Couple Received Government Benefits of Up To $36,000
CONCORD, N.H. (AP) _ A couple who apparently killed themselves and the woman’s three children to protest the government’s treatment of veterans received at least $29,000 in annual federal benefits, officials said.
″I would not say they were hurting financially,″ Robert Tomlinson, district manager at the Social Security office in Littleton, said Friday. ″It really doesn’t make any sense.″
Bodies believed to be those of Michael Dean, 43, a disabled Vietnam veteran, his girlfriend, Caroline Hull, 32, and her three young children were found Tuesday in the charred ruins of her home.
Four of the five died of gunshot wounds, while a fifth died of smoke inhalation and gunshot wounds, authorities said Friday.
The couple are said to have wrote at least six letters claiming they were carrying out the slayings because they were tired of struggling with the government over veterans’ benefits.
″We only asked that this government love us as much as the men and women who fought for our government’s freedom,″ a letter to WMUR-TV in Manchester said. ″But instead each year at budget time our government and lawmakers take bits and pieces of our so much deserved benefits.
″So I protected myself and my children before we lost everything or they took it away,″ the letter said.
But Social Security and Veteran Administration officials say the couple may have had an annual income of at least $29,000 and as much as $36,000.
Hull, widow of a Vietnam veteran who died in 1983 of an apparent overdose, received $723 a month in veterans’ benefits, and Dean $617 a month, said William Harrell, assistant director of veterans’ services in White River Junction, Vt.
Hull received monthly Social Security benefits of between $700 and $1,000, and Dean between $400 and $700, said Tomlinson.
The letters, whose authenticity have not been verified, were sent to family members, two news organizations, local Veterans Administration and Social Security Administration offices and an office of Sen. Warren Rudman, R-N.H.
Also, aides to New Hampshire’s four congressman and two Vermont congressmen said that since 1982, Dean had written more than a dozen letters arguing that disabled Vietnam veterans were being treated unfairly.
″The letters tended to reflect a deep concern and preoccupation with the Vietnam war,″ said Rudman aide Paul Jacobson. ″Anyone reading the letters would easily see that the person writing them was having problems psychologically and mentally.″
According to the letters, Dean and Hull drugged Hull’s three young children with sleeping pills. Dean then shot the children and Hull and set their house on fire late Monday or early Tuesday before shooting himself.

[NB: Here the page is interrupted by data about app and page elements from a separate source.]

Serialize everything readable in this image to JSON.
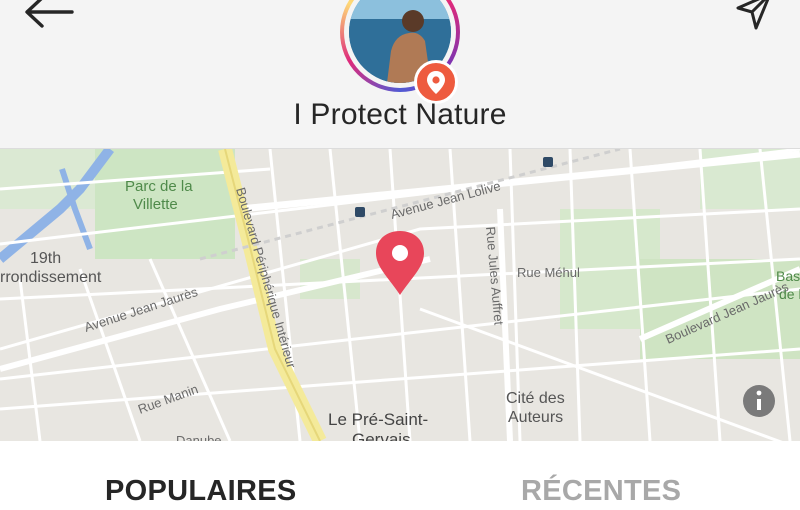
{
  "header": {
    "back_icon": "arrow-left-icon",
    "share_icon": "paper-plane-icon",
    "location_name": "I Protect Nature",
    "badge_icon": "location-pin-icon"
  },
  "map": {
    "info_icon": "info-icon",
    "pin_color": "#e8465a",
    "labels": {
      "parc": "Parc de la",
      "parc2": "Villette",
      "arr1": "19th",
      "arr2": "rrondissement",
      "jean_lolive": "Avenue Jean Lolive",
      "periph": "Boulevard Périphérique Intérieur",
      "jules_auffret": "Rue Jules Auffret",
      "mehul": "Rue Méhul",
      "jean_jaures_left": "Avenue Jean Jaurès",
      "jean_jaures_right": "Boulevard Jean Jaurès",
      "base1": "Base",
      "base2": "de l",
      "manin": "Rue Manin",
      "cite1": "Cité des",
      "cite2": "Auteurs",
      "pre1": "Le Pré-Saint-",
      "pre2": "Gervais",
      "danube": "Danube"
    }
  },
  "tabs": {
    "popular": "POPULAIRES",
    "recent": "RÉCENTES"
  }
}
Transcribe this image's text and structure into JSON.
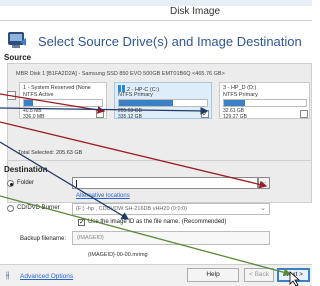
{
  "window": {
    "title": "Disk Image"
  },
  "wizard": {
    "heading": "Select Source Drive(s) and Image Destination"
  },
  "source": {
    "label": "Source",
    "disk_caption": "MBR Disk 1 [B1FA2D2A] - Samsung SSD 850 EVO 500GB EMT01B6Q  <465.76 GB>",
    "partitions": [
      {
        "name": "1 - System Reserved (None",
        "type": "NTFS Active",
        "used_fraction": 0.12,
        "used": "40.8 MB",
        "size": "336.0 MB",
        "checked": false
      },
      {
        "name": "2 - HP-C (C:)",
        "type": "NTFS Primary",
        "used_fraction": 0.61,
        "used": "205.63 GB",
        "size": "335.12 GB",
        "checked": true
      },
      {
        "name": "3 - HP_D (D:)",
        "type": "NTFS Primary",
        "used_fraction": 0.25,
        "used": "32.61 GB",
        "size": "129.27 GB",
        "checked": false
      }
    ],
    "check_mark": "✓",
    "total_label": "Total Selected:",
    "total_value": "205.63 GB"
  },
  "destination": {
    "label": "Destination",
    "folder_option": "Folder",
    "folder_value": "",
    "browse_label": "...",
    "alternative_link": "Alternative locations",
    "burner_option": "CD/DVD Burner",
    "burner_value": "(F:) -hp     , CDDVDW SH-216DB  vHH20 (0:0:0)",
    "dropdown_arrow": "⌄",
    "use_image_id_label": "Use the image ID as the file name.  (Recommended)",
    "use_image_id_checked": "✓",
    "backup_filename_label": "Backup filename:",
    "backup_filename_placeholder": "{IMAGEID}",
    "filename_preview": "{IMAGEID}-00-00.mrimg"
  },
  "footer": {
    "advanced_icon": "⫲",
    "advanced_options": "Advanced Options",
    "help": "Help",
    "back": "< Back",
    "next": "Next >"
  },
  "colors": {
    "accent": "#3b7fc4",
    "heading": "#2f5597",
    "link": "#2a62c9",
    "arrow_red": "#9c1c24",
    "arrow_navy": "#1f3a66",
    "arrow_green": "#5b8a3a"
  }
}
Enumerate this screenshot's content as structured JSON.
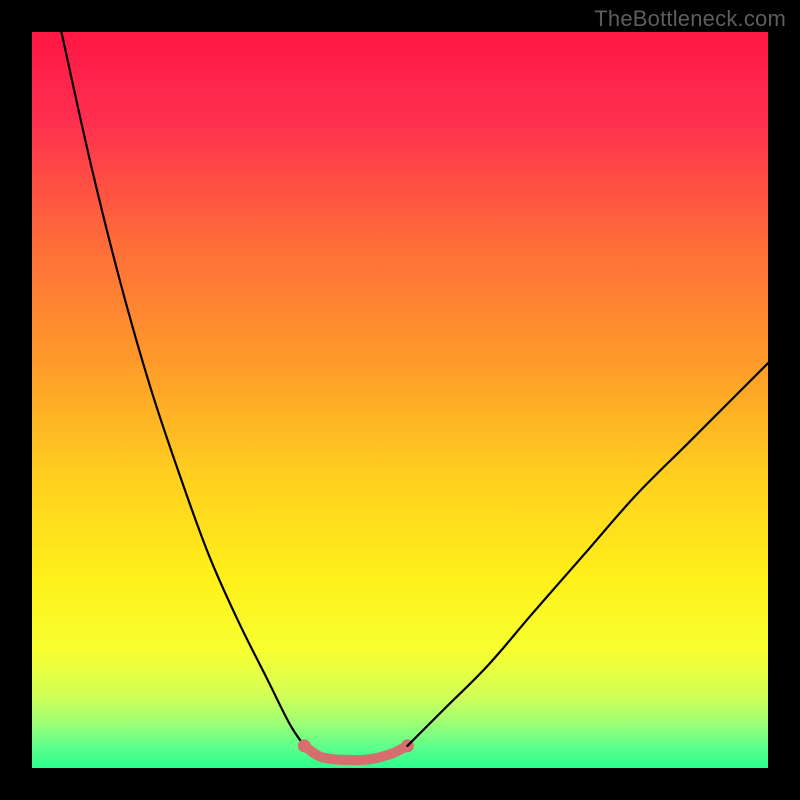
{
  "watermark": "TheBottleneck.com",
  "chart_data": {
    "type": "line",
    "title": "",
    "xlabel": "",
    "ylabel": "",
    "xlim": [
      0,
      100
    ],
    "ylim": [
      0,
      100
    ],
    "grid": false,
    "legend": false,
    "series": [
      {
        "name": "left-curve",
        "x": [
          4,
          8,
          12,
          16,
          20,
          24,
          28,
          32,
          35,
          37
        ],
        "y": [
          100,
          82,
          66,
          52,
          40,
          29,
          20,
          12,
          6,
          3
        ],
        "color": "#000000"
      },
      {
        "name": "valley-floor",
        "x": [
          37,
          39,
          41,
          43,
          45,
          47,
          49,
          51
        ],
        "y": [
          3,
          1.6,
          1.2,
          1.1,
          1.1,
          1.4,
          2,
          3
        ],
        "color": "#d66e6e",
        "thick": true
      },
      {
        "name": "right-curve",
        "x": [
          51,
          56,
          62,
          68,
          75,
          82,
          89,
          96,
          100
        ],
        "y": [
          3,
          8,
          14,
          21,
          29,
          37,
          44,
          51,
          55
        ],
        "color": "#000000"
      }
    ],
    "background_gradient": {
      "stops": [
        {
          "pos": 0.0,
          "color": "#ff1744"
        },
        {
          "pos": 0.12,
          "color": "#ff2f4f"
        },
        {
          "pos": 0.28,
          "color": "#ff6a3a"
        },
        {
          "pos": 0.45,
          "color": "#ff9b2a"
        },
        {
          "pos": 0.6,
          "color": "#ffce1f"
        },
        {
          "pos": 0.74,
          "color": "#fff01a"
        },
        {
          "pos": 0.84,
          "color": "#f7ff30"
        },
        {
          "pos": 0.9,
          "color": "#d4ff55"
        },
        {
          "pos": 0.94,
          "color": "#9bff75"
        },
        {
          "pos": 0.97,
          "color": "#5fff8a"
        },
        {
          "pos": 1.0,
          "color": "#2aff8f"
        }
      ]
    }
  }
}
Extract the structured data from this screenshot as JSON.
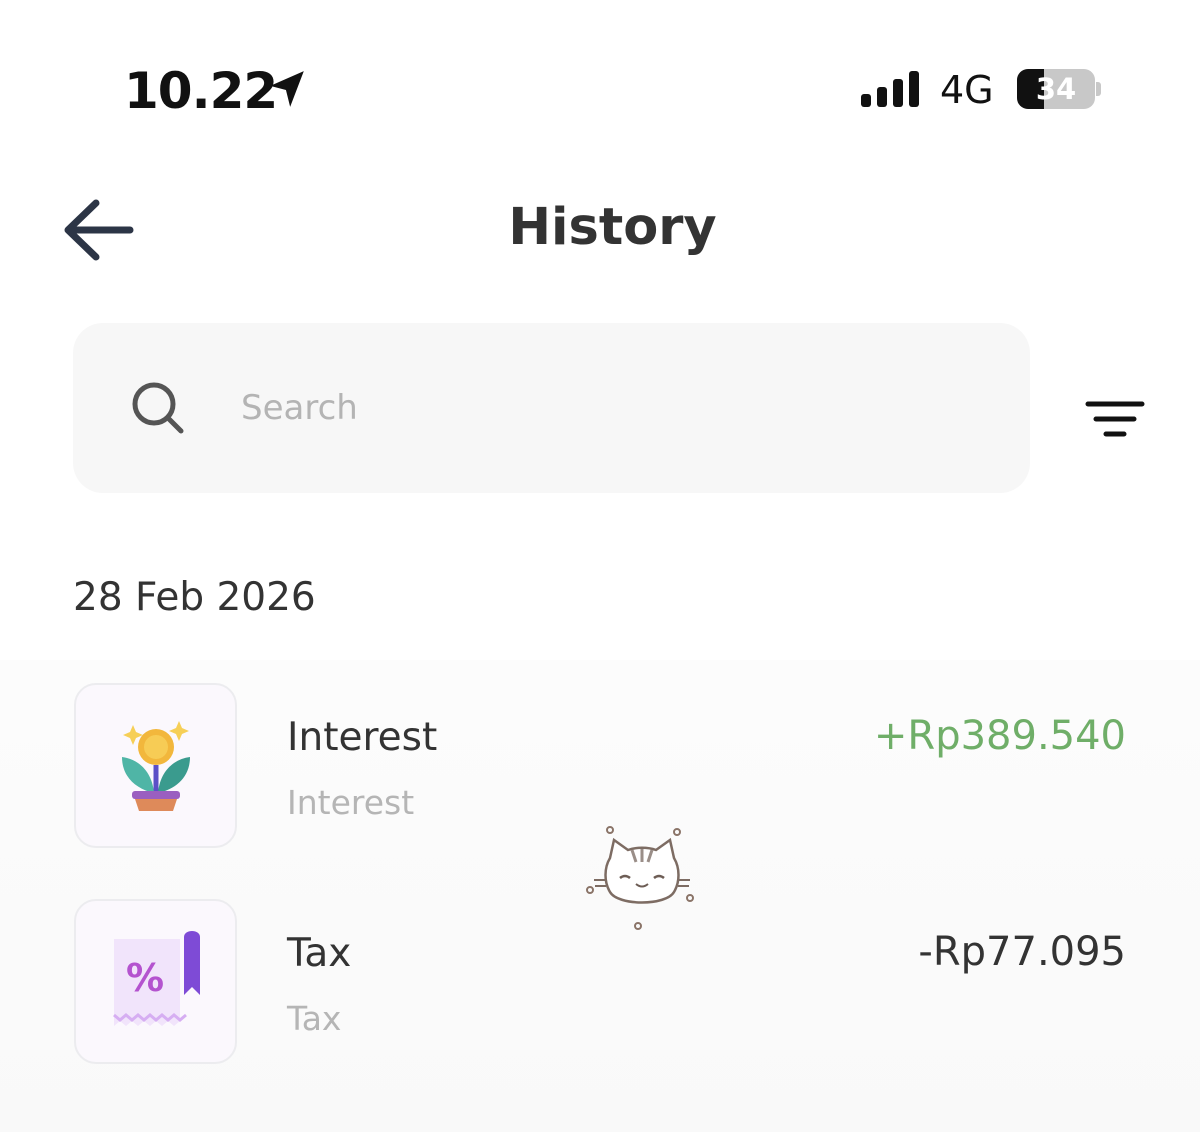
{
  "status_bar": {
    "time": "10.22",
    "network": "4G",
    "battery_level": "34",
    "battery_fraction": 0.34
  },
  "header": {
    "title": "History"
  },
  "search": {
    "placeholder": "Search",
    "value": ""
  },
  "history": {
    "date": "28 Feb 2026",
    "items": [
      {
        "title": "Interest",
        "subtitle": "Interest",
        "amount": "+Rp389.540",
        "amount_color": "#6fae68",
        "icon": "plant-coin-icon"
      },
      {
        "title": "Tax",
        "subtitle": "Tax",
        "amount": "-Rp77.095",
        "amount_color": "#333333",
        "icon": "tax-receipt-icon"
      }
    ]
  }
}
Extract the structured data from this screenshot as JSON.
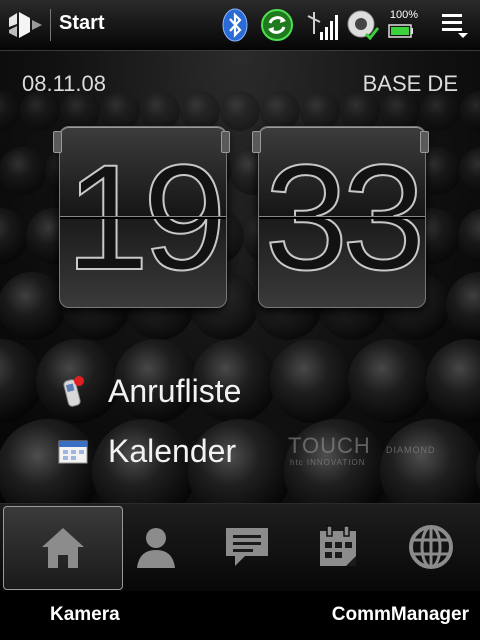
{
  "titlebar": {
    "title": "Start",
    "battery_percent": "100%",
    "icons": [
      "windows-start-icon",
      "bluetooth-icon",
      "sync-icon",
      "signal-icon",
      "volume-icon",
      "battery-icon",
      "menu-icon"
    ]
  },
  "home": {
    "date": "08.11.08",
    "operator": "BASE DE",
    "clock": {
      "hours": "19",
      "minutes": "33"
    },
    "shortcuts": [
      {
        "label": "Anrufliste",
        "icon": "call-history-icon"
      },
      {
        "label": "Kalender",
        "icon": "calendar-icon"
      }
    ],
    "brand": {
      "line1": "TOUCH",
      "line1_suffix": "DIAMOND",
      "line2": "htc INNOVATION"
    }
  },
  "tabs": [
    {
      "icon": "home-icon",
      "selected": true
    },
    {
      "icon": "contact-icon",
      "selected": false
    },
    {
      "icon": "message-icon",
      "selected": false
    },
    {
      "icon": "calendar-icon",
      "selected": false
    },
    {
      "icon": "globe-icon",
      "selected": false
    }
  ],
  "softkeys": {
    "left": "Kamera",
    "right": "CommManager"
  },
  "colors": {
    "background": "#000000",
    "accent_green": "#3bd23b",
    "bluetooth_blue": "#2a6bd6"
  }
}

Four of the victims died from multiple gunshot wounds, not drug overdoses, according to a preliminary autopsy report.
Three - believed to be Hull and two of her children - were shot more than once in the heart, Assistant Attorney General David Plourde said.
″Preliminary indications show all died of gunshot wounds except the oldest of the two boys who apparently died as a result of the combination of the gunshot wounds and smoke inhalation,″ Plourde said.
He said dental records will be needed to identify the five charred bodies removed from the cellar of the burned-out house.
But authorities say the bodies are most probably those of Dean, Hull and her children, Theresa, 4, Jeremia, 6 and Kenneth, 11.